In his report, "Meeting the Challenge of a Fragmented Iraq: A Saudi Perspective," which was published this month by Georgetown University's Center for Strategic and International Studies, Obaid calls for the creation of a permanent border security committee to tackle cross-border issues between the kingdom and Iraq.
"One of the most critical tasks facing such a committee [is to strengthen] security on the Iraqi side of the border. It is in the interests of both Saudi Arabia and Iraq to confront challenges such as smuggling and terrorist infiltration that an insecure border presents," writes Obaid.
One of the kingdom's major concerns is that Iraq's sectarian violence may spill over and agitate tensions between Saudi Arabia's Sunni Muslims, a majority of the population, and its minority Shiite community. Adherents of two sects that split centuries ago, Sunnis and Shiites have a rocky history of coexistence in many countries.

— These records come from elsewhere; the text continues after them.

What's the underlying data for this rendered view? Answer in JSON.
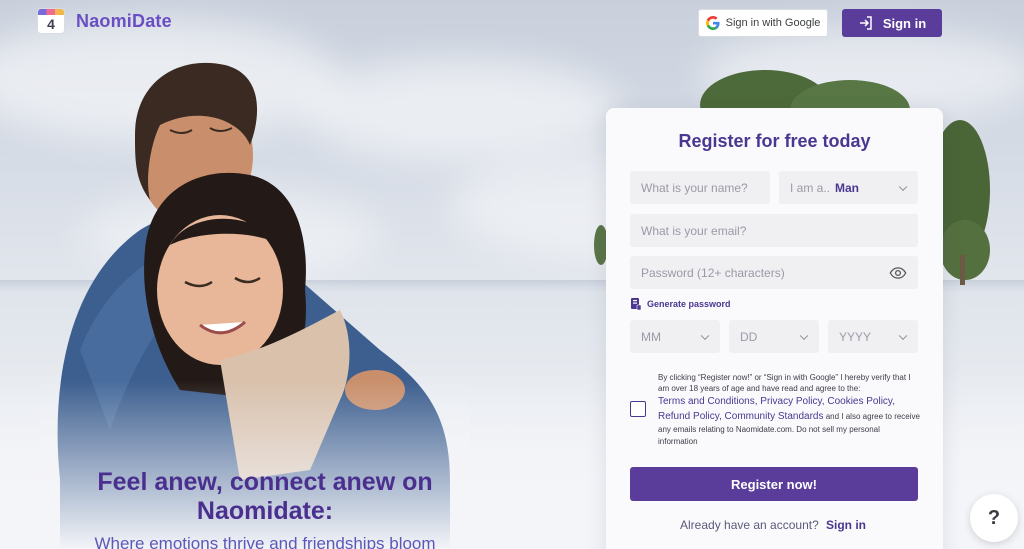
{
  "header": {
    "logo_number": "4",
    "brand": "NaomiDate",
    "google_signin_label": "Sign in with Google",
    "signin_label": "Sign in"
  },
  "hero": {
    "headline": "Feel anew, connect anew on Naomidate:",
    "subline": "Where emotions thrive and friendships bloom"
  },
  "form": {
    "title": "Register for free today",
    "name_placeholder": "What is your name?",
    "gender_prefix": "I am a..",
    "gender_value": "Man",
    "email_placeholder": "What is your email?",
    "password_placeholder": "Password (12+ characters)",
    "generate_password": "Generate password",
    "month_placeholder": "MM",
    "day_placeholder": "DD",
    "year_placeholder": "YYYY",
    "terms_intro": "By clicking “Register now!” or “Sign in with Google” I hereby verify that I am over 18 years of age and have read and agree to the:",
    "link_terms": "Terms and Conditions",
    "link_privacy": "Privacy Policy",
    "link_cookies": "Cookies Policy",
    "link_refund": "Refund Policy",
    "link_community": "Community Standards",
    "terms_outro": "and I also agree to receive any emails relating to Naomidate.com. Do not sell my personal information",
    "register_label": "Register now!",
    "already_text": "Already have an account?",
    "already_signin": "Sign in"
  },
  "help": {
    "label": "?"
  },
  "colors": {
    "brand": "#5a3d9a",
    "title": "#4b3791",
    "field_bg": "#f0f0f3"
  }
}
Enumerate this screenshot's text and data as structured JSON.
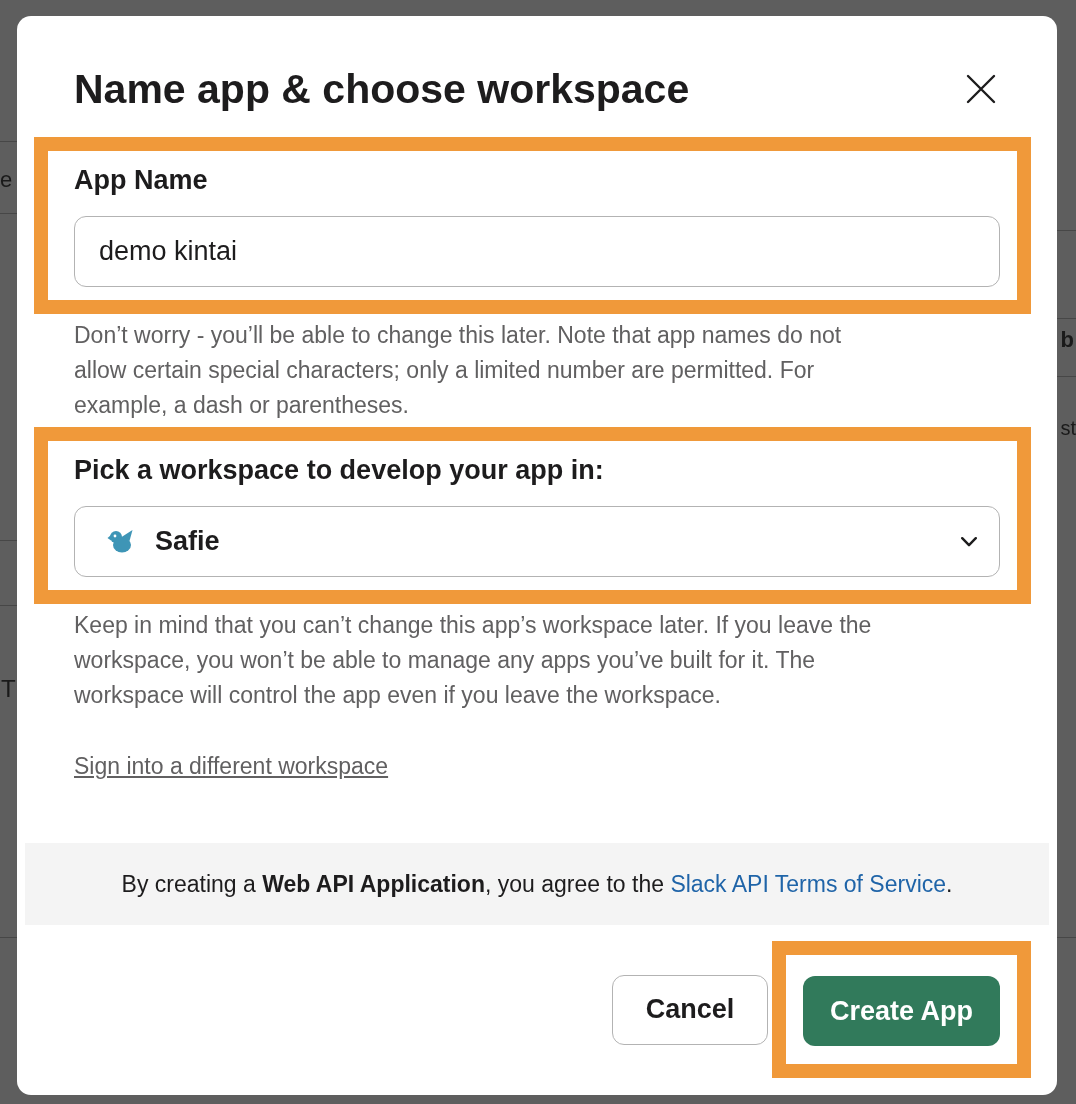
{
  "background_page": {
    "fragments": [
      "e",
      "b",
      "st",
      "T"
    ]
  },
  "dialog": {
    "title": "Name app & choose workspace"
  },
  "app_name": {
    "label": "App Name",
    "value": "demo kintai",
    "highlighted": true,
    "help": "Don’t worry - you’ll be able to change this later. Note that app names do not allow certain special characters; only a limited number are permitted. For example, a dash or parentheses."
  },
  "workspace": {
    "label": "Pick a workspace to develop your app in:",
    "value": "Safie",
    "highlighted": true,
    "help": "Keep in mind that you can’t change this app’s workspace later. If you leave the workspace, you won’t be able to manage any apps you’ve built for it. The workspace will control the app even if you leave the workspace."
  },
  "sign_in_link": "Sign into a different workspace",
  "notice": {
    "before": "By creating a **Web API Application**, you agree to the",
    "link": "Slack API Terms of Service",
    "after": "."
  },
  "buttons": [
    {
      "label": "Cancel",
      "kind": "secondary",
      "highlighted": false
    },
    {
      "label": "Create App",
      "kind": "primary",
      "highlighted": true
    }
  ]
}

In Saudi Arabia, King Abdullah has tried to ease tensions between the country's Sunnis and its Shiites, who are concentrated in its oil-rich eastern province. But Shiites are still often discriminated against in education and the job market and are regularly criticized by Salafist preachers - hard-line Sunnis - who claim that Shiites are not real Muslims.

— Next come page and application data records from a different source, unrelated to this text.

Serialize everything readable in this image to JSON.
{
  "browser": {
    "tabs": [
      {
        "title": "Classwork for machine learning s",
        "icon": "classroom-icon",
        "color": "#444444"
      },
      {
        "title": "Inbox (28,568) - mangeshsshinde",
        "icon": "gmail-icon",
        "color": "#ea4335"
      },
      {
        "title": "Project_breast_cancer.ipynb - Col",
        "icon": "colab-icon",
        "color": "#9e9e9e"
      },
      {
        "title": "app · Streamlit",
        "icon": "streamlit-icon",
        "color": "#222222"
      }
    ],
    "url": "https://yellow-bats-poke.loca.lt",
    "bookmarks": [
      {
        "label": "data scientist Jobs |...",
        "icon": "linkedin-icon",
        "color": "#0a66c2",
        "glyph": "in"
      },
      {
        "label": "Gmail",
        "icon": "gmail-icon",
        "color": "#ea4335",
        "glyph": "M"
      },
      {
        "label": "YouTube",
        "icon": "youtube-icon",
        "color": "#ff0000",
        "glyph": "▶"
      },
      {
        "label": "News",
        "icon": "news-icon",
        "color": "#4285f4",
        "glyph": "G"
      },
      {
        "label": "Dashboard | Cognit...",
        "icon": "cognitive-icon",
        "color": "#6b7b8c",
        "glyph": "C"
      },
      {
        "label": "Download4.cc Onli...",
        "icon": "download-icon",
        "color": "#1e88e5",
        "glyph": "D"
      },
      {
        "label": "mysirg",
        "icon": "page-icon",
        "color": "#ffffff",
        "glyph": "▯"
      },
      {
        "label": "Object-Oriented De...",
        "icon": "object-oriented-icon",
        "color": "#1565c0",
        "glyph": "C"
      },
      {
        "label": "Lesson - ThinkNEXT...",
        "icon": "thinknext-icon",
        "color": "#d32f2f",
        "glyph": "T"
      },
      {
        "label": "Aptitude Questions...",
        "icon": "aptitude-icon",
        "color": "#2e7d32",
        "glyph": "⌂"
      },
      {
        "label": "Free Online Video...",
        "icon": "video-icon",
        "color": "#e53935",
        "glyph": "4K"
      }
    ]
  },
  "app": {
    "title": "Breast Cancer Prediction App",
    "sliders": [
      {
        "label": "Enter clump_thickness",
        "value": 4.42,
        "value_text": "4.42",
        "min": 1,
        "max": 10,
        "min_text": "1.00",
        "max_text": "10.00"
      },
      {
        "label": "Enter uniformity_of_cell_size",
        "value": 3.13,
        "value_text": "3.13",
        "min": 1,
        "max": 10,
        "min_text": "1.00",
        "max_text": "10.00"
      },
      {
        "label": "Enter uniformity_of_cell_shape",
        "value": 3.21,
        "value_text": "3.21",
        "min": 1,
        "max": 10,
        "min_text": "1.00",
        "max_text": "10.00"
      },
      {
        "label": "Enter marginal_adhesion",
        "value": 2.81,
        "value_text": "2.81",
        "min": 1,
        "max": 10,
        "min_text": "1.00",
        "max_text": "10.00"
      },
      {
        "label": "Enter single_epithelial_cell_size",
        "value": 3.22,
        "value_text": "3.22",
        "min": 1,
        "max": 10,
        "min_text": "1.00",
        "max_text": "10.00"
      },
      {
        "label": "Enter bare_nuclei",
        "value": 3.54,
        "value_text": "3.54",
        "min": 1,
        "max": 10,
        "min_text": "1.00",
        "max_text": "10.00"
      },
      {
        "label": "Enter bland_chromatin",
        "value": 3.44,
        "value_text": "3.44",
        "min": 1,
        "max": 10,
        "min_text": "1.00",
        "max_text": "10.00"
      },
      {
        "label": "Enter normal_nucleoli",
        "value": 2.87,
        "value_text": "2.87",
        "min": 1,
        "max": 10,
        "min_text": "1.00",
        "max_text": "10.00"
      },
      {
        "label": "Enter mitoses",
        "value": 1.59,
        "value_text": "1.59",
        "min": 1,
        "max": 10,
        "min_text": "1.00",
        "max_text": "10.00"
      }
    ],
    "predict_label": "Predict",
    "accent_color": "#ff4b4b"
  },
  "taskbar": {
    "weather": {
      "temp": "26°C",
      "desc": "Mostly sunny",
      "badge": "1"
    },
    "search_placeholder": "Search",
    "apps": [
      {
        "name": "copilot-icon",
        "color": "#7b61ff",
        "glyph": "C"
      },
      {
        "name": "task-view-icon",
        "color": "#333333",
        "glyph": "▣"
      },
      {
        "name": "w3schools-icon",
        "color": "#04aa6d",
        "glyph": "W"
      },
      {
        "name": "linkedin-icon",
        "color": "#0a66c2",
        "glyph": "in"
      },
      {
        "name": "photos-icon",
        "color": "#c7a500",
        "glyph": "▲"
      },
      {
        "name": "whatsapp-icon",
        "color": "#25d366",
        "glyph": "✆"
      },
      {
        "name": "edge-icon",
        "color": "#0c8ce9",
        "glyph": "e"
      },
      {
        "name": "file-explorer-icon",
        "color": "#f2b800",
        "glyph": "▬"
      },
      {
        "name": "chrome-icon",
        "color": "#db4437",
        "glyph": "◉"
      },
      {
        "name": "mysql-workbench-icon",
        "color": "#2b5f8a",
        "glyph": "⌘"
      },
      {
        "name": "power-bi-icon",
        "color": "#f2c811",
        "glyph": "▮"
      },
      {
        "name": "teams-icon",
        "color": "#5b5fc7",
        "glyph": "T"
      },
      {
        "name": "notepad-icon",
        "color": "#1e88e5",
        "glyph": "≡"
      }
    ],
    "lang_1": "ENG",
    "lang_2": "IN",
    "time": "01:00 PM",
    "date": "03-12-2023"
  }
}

"The Saudis are afraid of what may come out of Iraq in the future, because of the threat of Al Qaeda infiltrators and Shia [Shiite] fighters coming across the border," says Faris Bin Hizam, a Saudi journalist and specialist on Al Qaeda, in a phone interview from Dubai, U.A.E.
"The new wave of Shias coming out of Iran and Iraq are more dangerous than the Shias in 1979 during the Iranian Revolution that brought Khomeini to power. Then, there was Saddam Hussein to oppose them. Now, he isn't in power anymore," explains Mr. Bin Hizam. "I see a very difficult future for the whole region as it's not only Saudi Arabia that fears a Shia uprising, but other Gulf countries, Jordan, and Egypt as well."
But it is not only on the Iraqi border that Saudi Arabia feels threatened. Its 900-mileborder with Yemen has long been a transit point for smugglers of weapons and drugs, and terrorists sneaking into the country. Running through mountains in the west into Saudi Arabia's barren Empty Quarter in the east, the border with Yemen has been difficult to patrol and impossible to seal off completely. Smugglers have even reportedly trained goods-laden mules to avoid Saudi border guards.
In an attempt to control the border, Saudi Arabia began building a fence but was forced to freeze the project in 2004 after strong protests from the Yemeni government.
"The Saudi government has a habit of overspending on security, and the Yemeni fence project will cost upwards of over $10 billion once it is finished," says Ali al-Ahmad, director of the Institute for Gulf Affairs, a Saudi opposition think tank in Washington. In an e-mail exchange, Mr. Ahmad contends that the security fence along the Yemeni border has failed to stop weapons, drugs, terrorists, and illegal workers from "flooding" into the kingdom.
Ahmad believes that the Yemeni border poses a greater risk than the Iraqi border, in part because Yemen is a key weapons source for Al Qaeda operatives in Saudi Arabia. The sparsely populated border with Iraq is also easier to protect, he says, lending itself to electronic and visual surveillance methods, which are cheaper than a new fence.
Bin Hizam agrees with Ahmad, saying the length of the Iraqi border makes building an electrified fence along the entire length of it economically unviable. But Western security and construction firms are reportedly standing ready.
"A consortium of British, French, and American firms are interested in bidding for a contract to improve border security," the European diplomat confirmed.